Zagreb (AFP) - A decision to drop Anne Frank's diary from Croatia's school curriculum sparked outrage in the Balkan country, with nearly 3,000 people signing a petition Thursday demanding its restitution.

The Jewish teenager wrote "The Diary of a Young Girl" while hiding from the Nazis in an Amsterdam attic from June 1942 to August 1944. More than 30 million copies have been sold in 67 languages.

The book was on an optional reading list which has been entirely removed from the curriculum.

"The Holocaust is not an issue which can be skipped," the petition reads.

Education Minister Blazenka Divjak said on Facebook that she would "accept criticism" over the issue and canvass teachers on their recommendations for required reading, with petitioners hoping "The Diary" will be among their top choices.
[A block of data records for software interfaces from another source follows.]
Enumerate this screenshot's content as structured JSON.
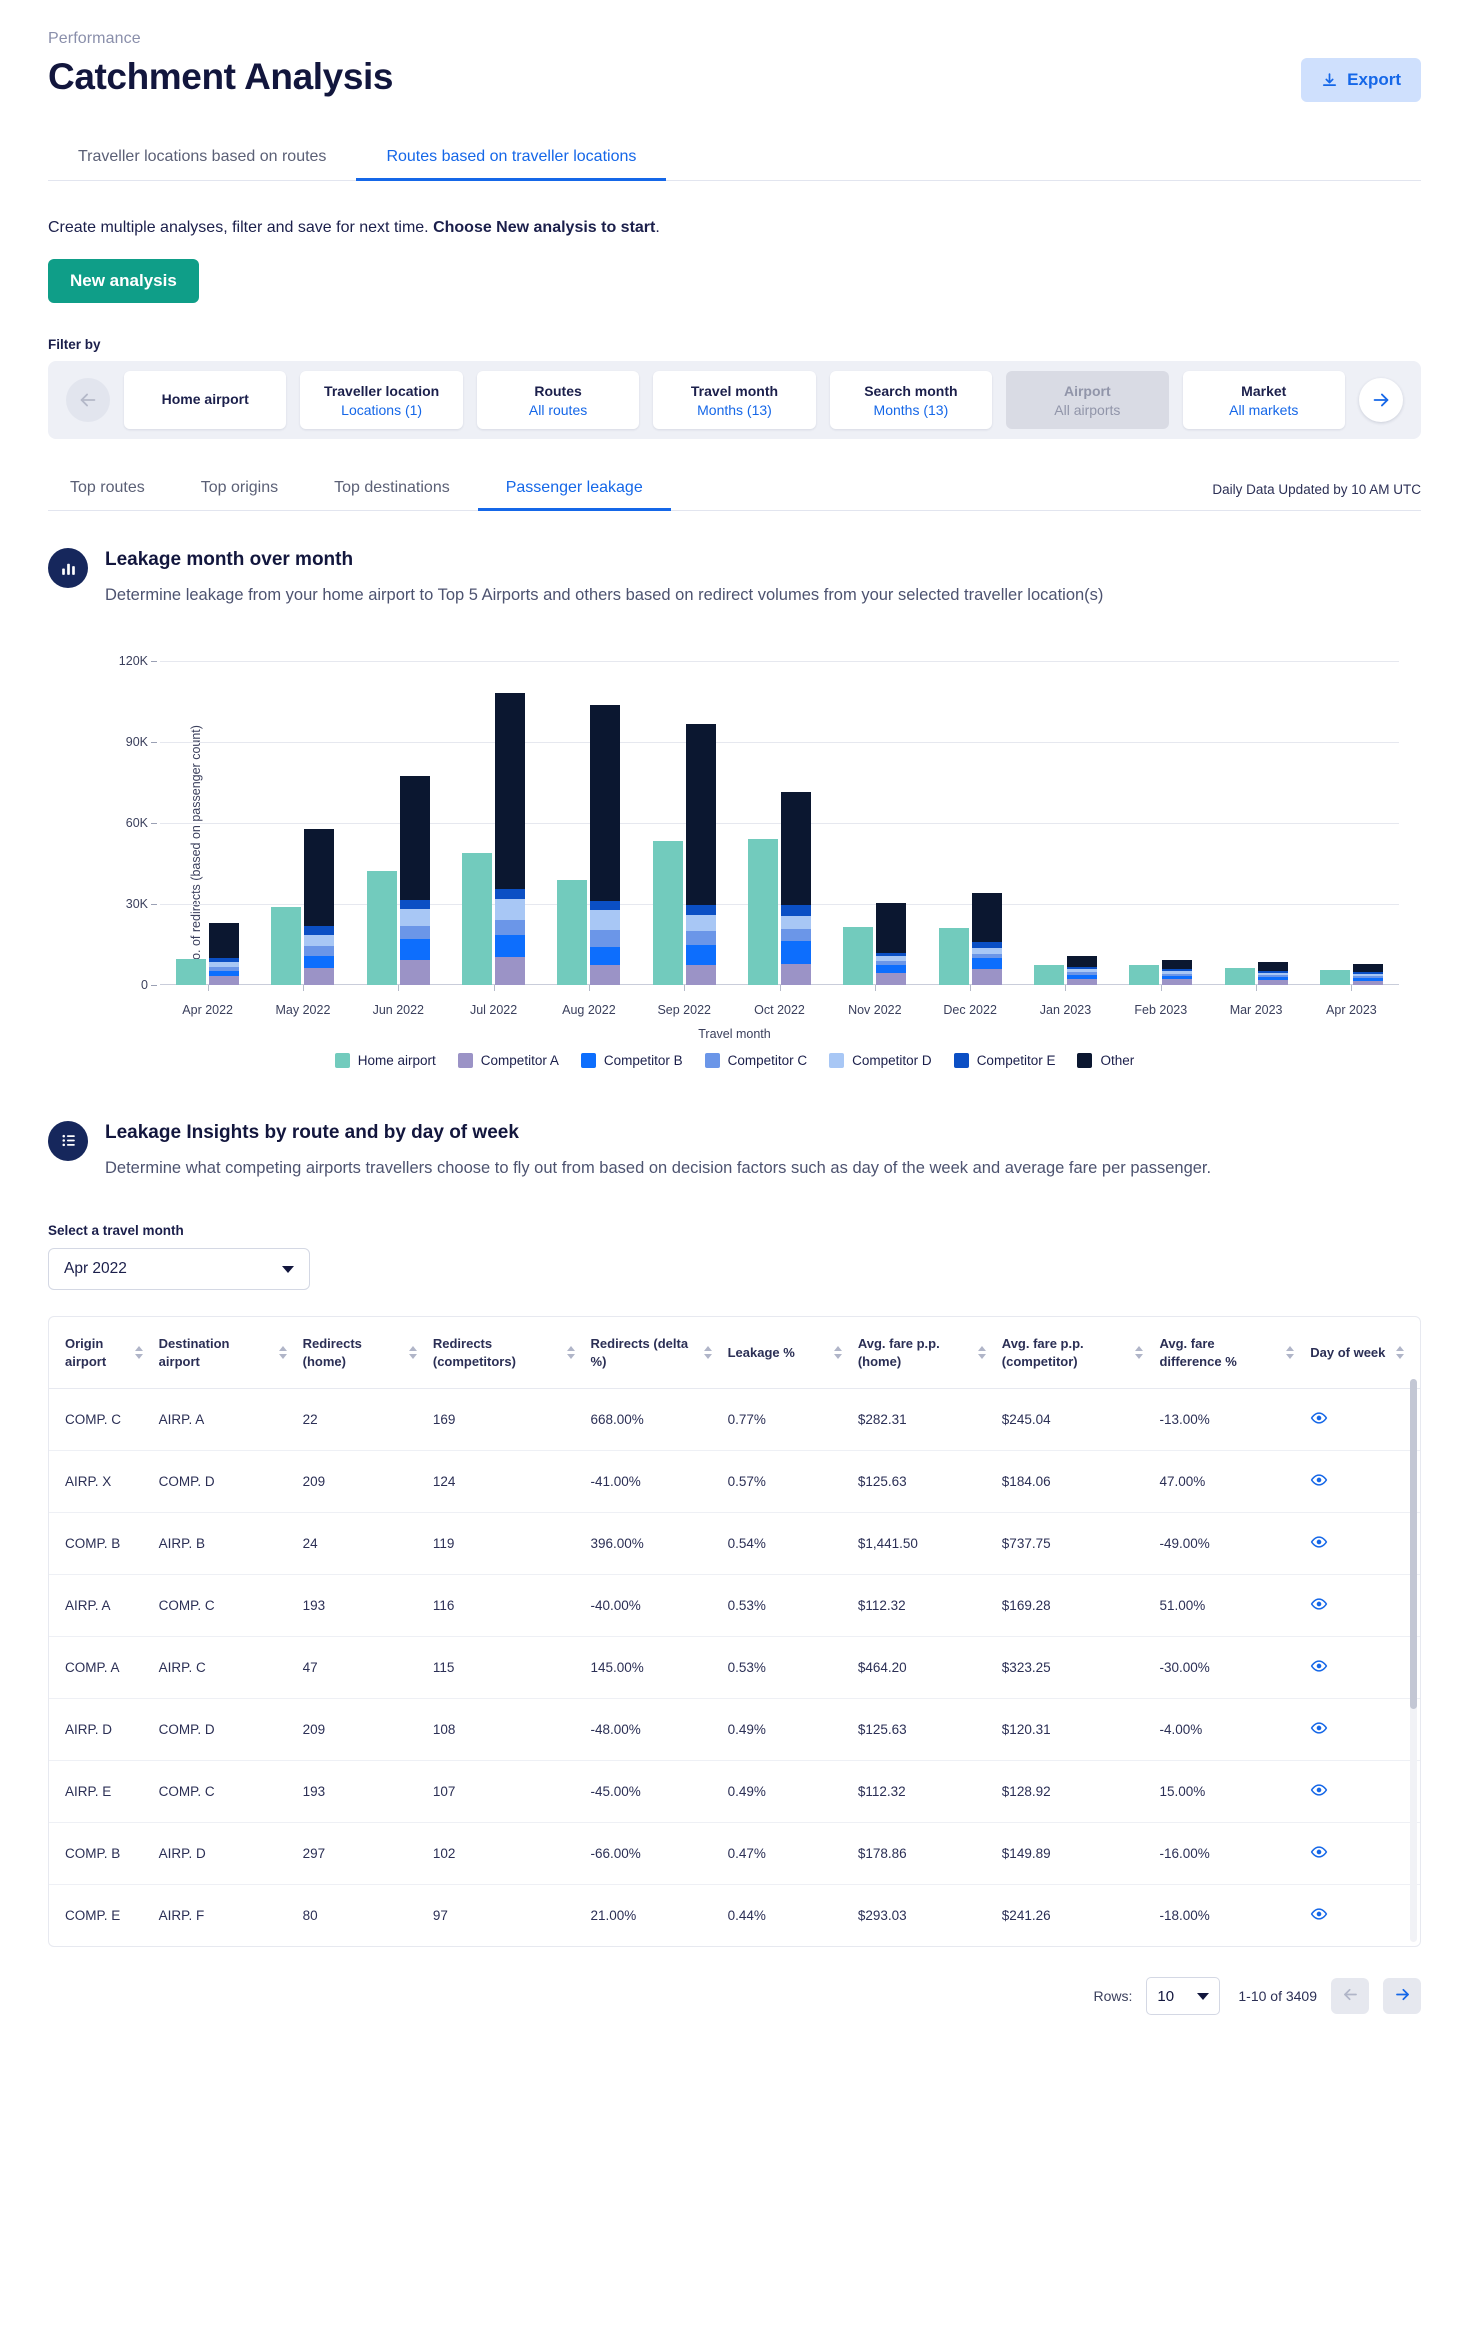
{
  "header": {
    "breadcrumb": "Performance",
    "title": "Catchment Analysis",
    "export_label": "Export"
  },
  "main_tabs": [
    {
      "label": "Traveller locations based on routes",
      "active": false
    },
    {
      "label": "Routes based on traveller locations",
      "active": true
    }
  ],
  "intro": {
    "text": "Create multiple analyses, filter and save for next time. ",
    "bold": "Choose New analysis to start",
    "period": ".",
    "new_analysis_label": "New analysis"
  },
  "filter": {
    "label": "Filter by",
    "prev_icon": "arrow-left-icon",
    "next_icon": "arrow-right-icon",
    "chips": [
      {
        "title": "Home airport",
        "value": "",
        "disabled": false
      },
      {
        "title": "Traveller location",
        "value": "Locations (1)",
        "disabled": false
      },
      {
        "title": "Routes",
        "value": "All routes",
        "disabled": false
      },
      {
        "title": "Travel month",
        "value": "Months (13)",
        "disabled": false
      },
      {
        "title": "Search month",
        "value": "Months (13)",
        "disabled": false
      },
      {
        "title": "Airport",
        "value": "All airports",
        "disabled": true
      },
      {
        "title": "Market",
        "value": "All markets",
        "disabled": false
      }
    ]
  },
  "sub_tabs": [
    {
      "label": "Top routes",
      "active": false
    },
    {
      "label": "Top origins",
      "active": false
    },
    {
      "label": "Top destinations",
      "active": false
    },
    {
      "label": "Passenger leakage",
      "active": true
    }
  ],
  "updated_note": "Daily Data Updated by 10 AM UTC",
  "section_chart": {
    "icon": "bar-chart-icon",
    "title": "Leakage month over month",
    "description": "Determine leakage from your home airport to Top 5 Airports and others based on redirect volumes from your selected traveller location(s)"
  },
  "section_table": {
    "icon": "list-icon",
    "title": "Leakage Insights by route and by day of week",
    "description": "Determine what competing airports travellers choose to fly out from based on decision factors such as day of the week and average fare per passenger."
  },
  "travel_month_select": {
    "label": "Select a travel month",
    "value": "Apr 2022",
    "caret_icon": "caret-down-icon"
  },
  "chart_data": {
    "type": "bar",
    "title": "",
    "xlabel": "Travel month",
    "ylabel": "No. of redirects (based on passenger count)",
    "ylim": [
      0,
      120000
    ],
    "yticks": [
      0,
      30000,
      60000,
      90000,
      120000
    ],
    "ytick_labels": [
      "0",
      "30K",
      "60K",
      "90K",
      "120K"
    ],
    "grid": true,
    "legend_position": "bottom",
    "stacked": true,
    "categories": [
      "Apr 2022",
      "May 2022",
      "Jun 2022",
      "Jul 2022",
      "Aug 2022",
      "Sep 2022",
      "Oct 2022",
      "Nov 2022",
      "Dec 2022",
      "Jan 2023",
      "Feb 2023",
      "Mar 2023",
      "Apr 2023"
    ],
    "colors": {
      "Home airport": "#72cbbd",
      "Competitor A": "#9b93c6",
      "Competitor B": "#0d6efd",
      "Competitor C": "#6b96e8",
      "Competitor D": "#a8c7f5",
      "Competitor E": "#0b4fc4",
      "Other": "#0b1730"
    },
    "series": [
      {
        "name": "Home airport",
        "values": [
          9500,
          28900,
          42200,
          48800,
          38800,
          53200,
          53800,
          21200,
          20800,
          7200,
          7100,
          6200,
          5400
        ]
      },
      {
        "name": "Competitor A",
        "values": [
          3200,
          6100,
          9100,
          10200,
          7300,
          7100,
          7600,
          4200,
          5800,
          2100,
          1900,
          1700,
          1500
        ]
      },
      {
        "name": "Competitor B",
        "values": [
          1700,
          4500,
          7800,
          8100,
          6600,
          7600,
          8400,
          3000,
          3900,
          1300,
          1200,
          1000,
          900
        ]
      },
      {
        "name": "Competitor C",
        "values": [
          1600,
          3700,
          4700,
          5600,
          6400,
          5000,
          4500,
          1600,
          1700,
          1100,
          900,
          800,
          700
        ]
      },
      {
        "name": "Competitor D",
        "values": [
          1900,
          4100,
          6500,
          7800,
          7400,
          6100,
          5000,
          1700,
          2200,
          1200,
          900,
          800,
          800
        ]
      },
      {
        "name": "Competitor E",
        "values": [
          1300,
          3400,
          3400,
          3700,
          3100,
          3800,
          4000,
          1200,
          2200,
          700,
          700,
          700,
          600
        ]
      },
      {
        "name": "Other",
        "values": [
          13300,
          35900,
          45700,
          72600,
          72600,
          66900,
          41900,
          18700,
          18200,
          4200,
          3500,
          3400,
          3300
        ]
      }
    ]
  },
  "table": {
    "columns": [
      {
        "label": "Origin airport",
        "sortable": true
      },
      {
        "label": "Destination airport",
        "sortable": true
      },
      {
        "label": "Redirects (home)",
        "sortable": true
      },
      {
        "label": "Redirects (competitors)",
        "sortable": true
      },
      {
        "label": "Redirects (delta %)",
        "sortable": true
      },
      {
        "label": "Leakage %",
        "sortable": true
      },
      {
        "label": "Avg. fare p.p. (home)",
        "sortable": true
      },
      {
        "label": "Avg. fare p.p. (competitor)",
        "sortable": true
      },
      {
        "label": "Avg. fare difference %",
        "sortable": true
      },
      {
        "label": "Day of week",
        "sortable": true
      }
    ],
    "rows": [
      {
        "origin": "COMP. C",
        "destination": "AIRP. A",
        "redirects_home": "22",
        "redirects_comp": "169",
        "redirects_delta": "668.00%",
        "leakage": "0.77%",
        "fare_home": "$282.31",
        "fare_comp": "$245.04",
        "fare_diff": "-13.00%",
        "day_icon": "eye-icon"
      },
      {
        "origin": "AIRP. X",
        "destination": "COMP. D",
        "redirects_home": "209",
        "redirects_comp": "124",
        "redirects_delta": "-41.00%",
        "leakage": "0.57%",
        "fare_home": "$125.63",
        "fare_comp": "$184.06",
        "fare_diff": "47.00%",
        "day_icon": "eye-icon"
      },
      {
        "origin": "COMP. B",
        "destination": "AIRP. B",
        "redirects_home": "24",
        "redirects_comp": "119",
        "redirects_delta": "396.00%",
        "leakage": "0.54%",
        "fare_home": "$1,441.50",
        "fare_comp": "$737.75",
        "fare_diff": "-49.00%",
        "day_icon": "eye-icon"
      },
      {
        "origin": "AIRP. A",
        "destination": "COMP. C",
        "redirects_home": "193",
        "redirects_comp": "116",
        "redirects_delta": "-40.00%",
        "leakage": "0.53%",
        "fare_home": "$112.32",
        "fare_comp": "$169.28",
        "fare_diff": "51.00%",
        "day_icon": "eye-icon"
      },
      {
        "origin": "COMP. A",
        "destination": "AIRP. C",
        "redirects_home": "47",
        "redirects_comp": "115",
        "redirects_delta": "145.00%",
        "leakage": "0.53%",
        "fare_home": "$464.20",
        "fare_comp": "$323.25",
        "fare_diff": "-30.00%",
        "day_icon": "eye-icon"
      },
      {
        "origin": "AIRP. D",
        "destination": "COMP. D",
        "redirects_home": "209",
        "redirects_comp": "108",
        "redirects_delta": "-48.00%",
        "leakage": "0.49%",
        "fare_home": "$125.63",
        "fare_comp": "$120.31",
        "fare_diff": "-4.00%",
        "day_icon": "eye-icon"
      },
      {
        "origin": "AIRP. E",
        "destination": "COMP. C",
        "redirects_home": "193",
        "redirects_comp": "107",
        "redirects_delta": "-45.00%",
        "leakage": "0.49%",
        "fare_home": "$112.32",
        "fare_comp": "$128.92",
        "fare_diff": "15.00%",
        "day_icon": "eye-icon"
      },
      {
        "origin": "COMP. B",
        "destination": "AIRP. D",
        "redirects_home": "297",
        "redirects_comp": "102",
        "redirects_delta": "-66.00%",
        "leakage": "0.47%",
        "fare_home": "$178.86",
        "fare_comp": "$149.89",
        "fare_diff": "-16.00%",
        "day_icon": "eye-icon"
      },
      {
        "origin": "COMP. E",
        "destination": "AIRP. F",
        "redirects_home": "80",
        "redirects_comp": "97",
        "redirects_delta": "21.00%",
        "leakage": "0.44%",
        "fare_home": "$293.03",
        "fare_comp": "$241.26",
        "fare_diff": "-18.00%",
        "day_icon": "eye-icon"
      }
    ]
  },
  "pagination": {
    "rows_label": "Rows:",
    "rows_value": "10",
    "range": "1-10 of 3409",
    "prev_icon": "arrow-left-icon",
    "next_icon": "arrow-right-icon"
  }
}
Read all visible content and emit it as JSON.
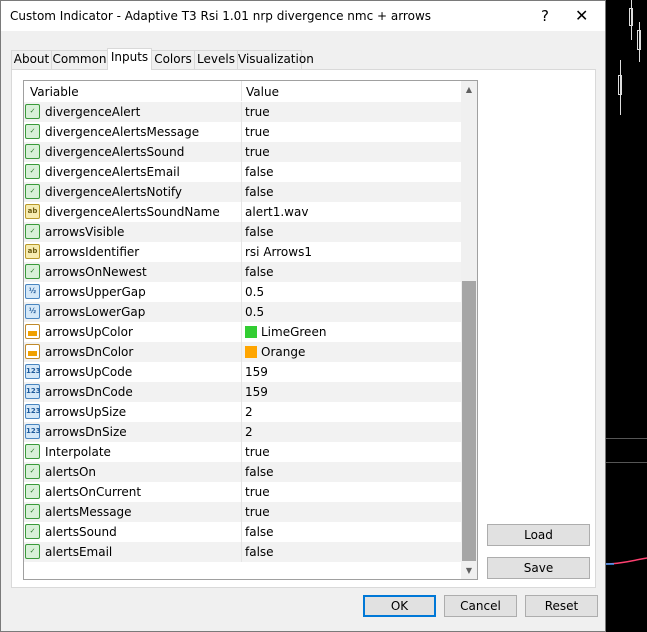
{
  "window": {
    "title": "Custom Indicator - Adaptive T3 Rsi 1.01 nrp divergence nmc + arrows",
    "help_label": "?",
    "close_label": "✕"
  },
  "tabs": [
    {
      "label": "About"
    },
    {
      "label": "Common"
    },
    {
      "label": "Inputs",
      "active": true
    },
    {
      "label": "Colors"
    },
    {
      "label": "Levels"
    },
    {
      "label": "Visualization"
    }
  ],
  "grid": {
    "columns": [
      "Variable",
      "Value"
    ],
    "rows": [
      {
        "variable": "divergenceAlert",
        "value": "true",
        "type": "bool"
      },
      {
        "variable": "divergenceAlertsMessage",
        "value": "true",
        "type": "bool"
      },
      {
        "variable": "divergenceAlertsSound",
        "value": "true",
        "type": "bool"
      },
      {
        "variable": "divergenceAlertsEmail",
        "value": "false",
        "type": "bool"
      },
      {
        "variable": "divergenceAlertsNotify",
        "value": "false",
        "type": "bool"
      },
      {
        "variable": "divergenceAlertsSoundName",
        "value": "alert1.wav",
        "type": "string"
      },
      {
        "variable": "arrowsVisible",
        "value": "false",
        "type": "bool"
      },
      {
        "variable": "arrowsIdentifier",
        "value": "rsi Arrows1",
        "type": "string"
      },
      {
        "variable": "arrowsOnNewest",
        "value": "false",
        "type": "bool"
      },
      {
        "variable": "arrowsUpperGap",
        "value": "0.5",
        "type": "double"
      },
      {
        "variable": "arrowsLowerGap",
        "value": "0.5",
        "type": "double"
      },
      {
        "variable": "arrowsUpColor",
        "value": "LimeGreen",
        "type": "color",
        "swatch": "#32cd32"
      },
      {
        "variable": "arrowsDnColor",
        "value": "Orange",
        "type": "color",
        "swatch": "#ffa500"
      },
      {
        "variable": "arrowsUpCode",
        "value": "159",
        "type": "int"
      },
      {
        "variable": "arrowsDnCode",
        "value": "159",
        "type": "int"
      },
      {
        "variable": "arrowsUpSize",
        "value": "2",
        "type": "int"
      },
      {
        "variable": "arrowsDnSize",
        "value": "2",
        "type": "int"
      },
      {
        "variable": "Interpolate",
        "value": "true",
        "type": "bool"
      },
      {
        "variable": "alertsOn",
        "value": "false",
        "type": "bool"
      },
      {
        "variable": "alertsOnCurrent",
        "value": "true",
        "type": "bool"
      },
      {
        "variable": "alertsMessage",
        "value": "true",
        "type": "bool"
      },
      {
        "variable": "alertsSound",
        "value": "false",
        "type": "bool"
      },
      {
        "variable": "alertsEmail",
        "value": "false",
        "type": "bool"
      }
    ]
  },
  "side_buttons": {
    "load": "Load",
    "save": "Save"
  },
  "footer": {
    "ok": "OK",
    "cancel": "Cancel",
    "reset": "Reset"
  },
  "colors": {
    "accent": "#0078d7",
    "scroll_thumb": "#a6a6a6"
  }
}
In 2017 a Croatian school came under fire for refusing to display an exhibition on Frank because it included panels on crimes committed by the country's World War II pro-Nazi regime.

The exhibition, prepared by the Anne Frank House in Amsterdam, was due to be displayed at a high school in the coastal town of Sibenik.

The school's director argued that the pro-Nazi Ustashe were presented as "criminals" while the crimes of rival communists were ignored.

The Ustashe killed hundreds of thousands of Jews, Serbs, Roma and anti-fascist Croatians.

The exhibition had previously been presented in 23 Croatian towns without problems.

Critics in recent years have accused Croatia's authorities of playing down the atrocities committed by the Ustashe and turning a blind eye to a surge of nostalgia for the pro-Nazi past.